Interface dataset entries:
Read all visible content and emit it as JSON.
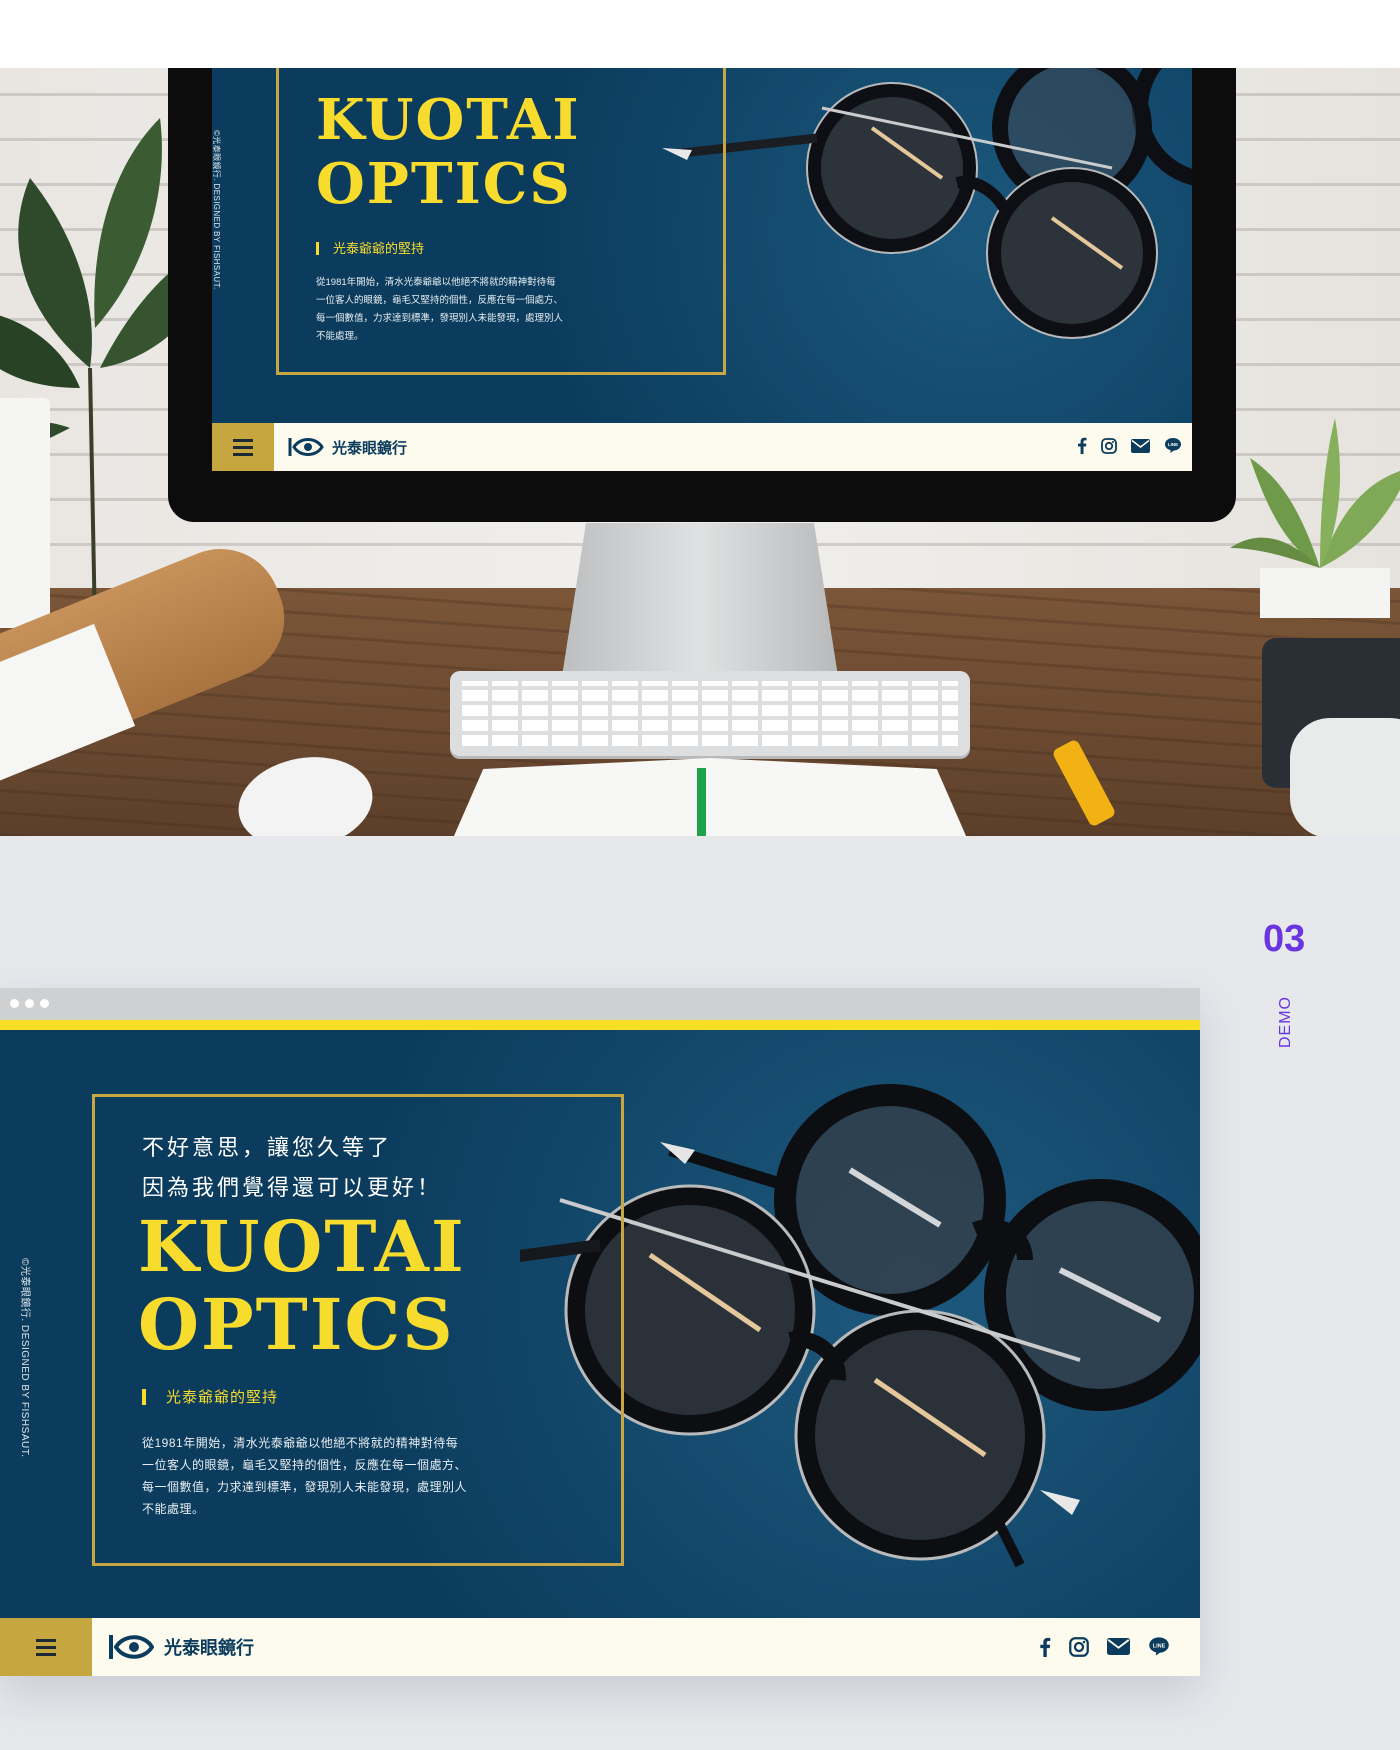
{
  "monitor_site": {
    "title_line1": "KUOTAI",
    "title_line2": "OPTICS",
    "subtitle": "光泰爺爺的堅持",
    "body_lines": [
      "從1981年開始，清水光泰爺爺以他絕不將就的精神對待每",
      "一位客人的眼鏡，龜毛又堅持的個性，反應在每一個處方、",
      "每一個數值，力求達到標準，發現別人未能發現，處理別人",
      "不能處理。"
    ],
    "copyright": "©光泰眼鏡行. DESIGNED BY FISHSAUT.",
    "brand_name": "光泰眼鏡行"
  },
  "section": {
    "number": "03",
    "label": "DEMO"
  },
  "browser_site": {
    "intro_line1": "不好意思，讓您久等了",
    "intro_line2": "因為我們覺得還可以更好！",
    "title_line1": "KUOTAI",
    "title_line2": "OPTICS",
    "subtitle": "光泰爺爺的堅持",
    "body_lines": [
      "從1981年開始，清水光泰爺爺以他絕不將就的精神對待每",
      "一位客人的眼鏡，龜毛又堅持的個性，反應在每一個處方、",
      "每一個數值，力求達到標準，發現別人未能發現，處理別人",
      "不能處理。"
    ],
    "copyright": "©光泰眼鏡行. DESIGNED BY FISHSAUT.",
    "brand_name": "光泰眼鏡行",
    "social_icons": [
      "facebook-icon",
      "instagram-icon",
      "mail-icon",
      "line-icon"
    ]
  },
  "colors": {
    "navy": "#0b3c5d",
    "yellow": "#f8dc2d",
    "gold": "#c6a63e",
    "accent_purple": "#6a35e0",
    "cream": "#fdfbee"
  }
}
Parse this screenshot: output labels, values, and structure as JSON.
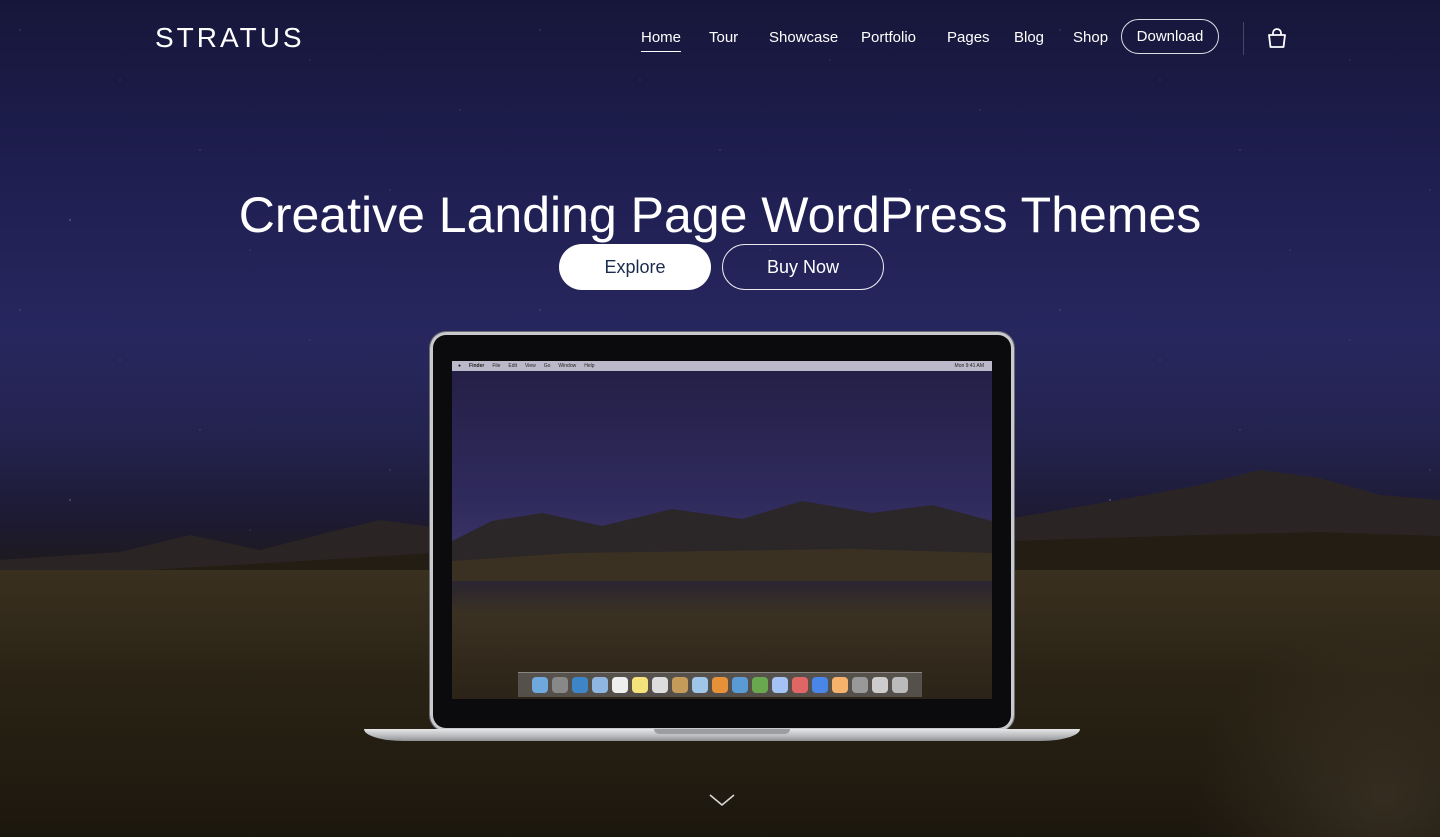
{
  "brand": {
    "name": "STRATUS"
  },
  "nav": {
    "items": [
      {
        "label": "Home",
        "active": true
      },
      {
        "label": "Tour"
      },
      {
        "label": "Showcase"
      },
      {
        "label": "Portfolio"
      },
      {
        "label": "Pages"
      },
      {
        "label": "Blog"
      },
      {
        "label": "Shop"
      }
    ],
    "download_label": "Download",
    "cart_icon": "shopping-bag-icon"
  },
  "hero": {
    "title": "Creative Landing Page WordPress Themes",
    "primary_button": "Explore",
    "secondary_button": "Buy Now",
    "scroll_icon": "chevron-down-icon"
  },
  "laptop_screen": {
    "menubar_items": [
      "Finder",
      "File",
      "Edit",
      "View",
      "Go",
      "Window",
      "Help"
    ],
    "clock": "Mon 9:41 AM"
  },
  "colors": {
    "sky_top": "#17163a",
    "ground": "#1e190f",
    "explore_text": "#1a2b4d"
  }
}
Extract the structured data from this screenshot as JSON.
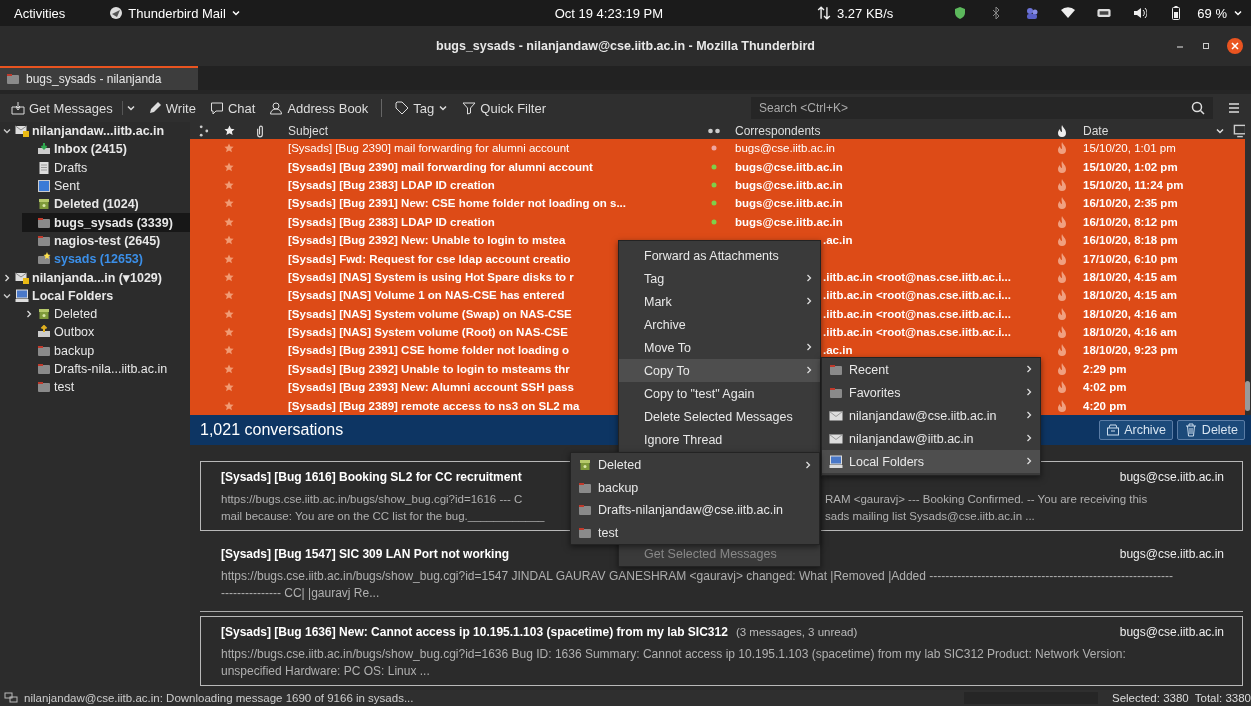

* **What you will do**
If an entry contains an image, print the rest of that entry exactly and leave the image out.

* **Exercise answer**
Read all visible content and emit it as JSON.
{
  "monitor_site": {
    "title_line1": "KUOTAI",
    "title_line2": "OPTICS",
    "subtitle": "光泰爺爺的堅持",
    "body_lines": [
      "從1981年開始，清水光泰爺爺以他絕不將就的精神對待每",
      "一位客人的眼鏡，龜毛又堅持的個性，反應在每一個處方、",
      "每一個數值，力求達到標準，發現別人未能發現，處理別人",
      "不能處理。"
    ],
    "copyright": "©光泰眼鏡行. DESIGNED BY FISHSAUT.",
    "brand_name": "光泰眼鏡行"
  },
  "section": {
    "number": "03",
    "label": "DEMO"
  },
  "browser_site": {
    "intro_line1": "不好意思，讓您久等了",
    "intro_line2": "因為我們覺得還可以更好！",
    "title_line1": "KUOTAI",
    "title_line2": "OPTICS",
    "subtitle": "光泰爺爺的堅持",
    "body_lines": [
      "從1981年開始，清水光泰爺爺以他絕不將就的精神對待每",
      "一位客人的眼鏡，龜毛又堅持的個性，反應在每一個處方、",
      "每一個數值，力求達到標準，發現別人未能發現，處理別人",
      "不能處理。"
    ],
    "copyright": "©光泰眼鏡行. DESIGNED BY FISHSAUT.",
    "brand_name": "光泰眼鏡行",
    "social_icons": [
      "facebook-icon",
      "instagram-icon",
      "mail-icon",
      "line-icon"
    ]
  },
  "colors": {
    "navy": "#0b3c5d",
    "yellow": "#f8dc2d",
    "gold": "#c6a63e",
    "accent_purple": "#6a35e0",
    "cream": "#fdfbee"
  }
}
Parse this screenshot: output labels, values, and structure as JSON.
{
  "brand": {
    "name": "STRATUS"
  },
  "nav": {
    "items": [
      {
        "label": "Home",
        "active": true
      },
      {
        "label": "Tour"
      },
      {
        "label": "Showcase"
      },
      {
        "label": "Portfolio"
      },
      {
        "label": "Pages"
      },
      {
        "label": "Blog"
      },
      {
        "label": "Shop"
      }
    ],
    "download_label": "Download",
    "cart_icon": "shopping-bag-icon"
  },
  "hero": {
    "title": "Creative Landing Page WordPress Themes",
    "primary_button": "Explore",
    "secondary_button": "Buy Now",
    "scroll_icon": "chevron-down-icon"
  },
  "laptop_screen": {
    "menubar_items": [
      "Finder",
      "File",
      "Edit",
      "View",
      "Go",
      "Window",
      "Help"
    ],
    "clock": "Mon 9:41 AM"
  },
  "colors": {
    "sky_top": "#17163a",
    "ground": "#1e190f",
    "explore_text": "#1a2b4d"
  }
}
Extract the structured data from this screenshot as JSON.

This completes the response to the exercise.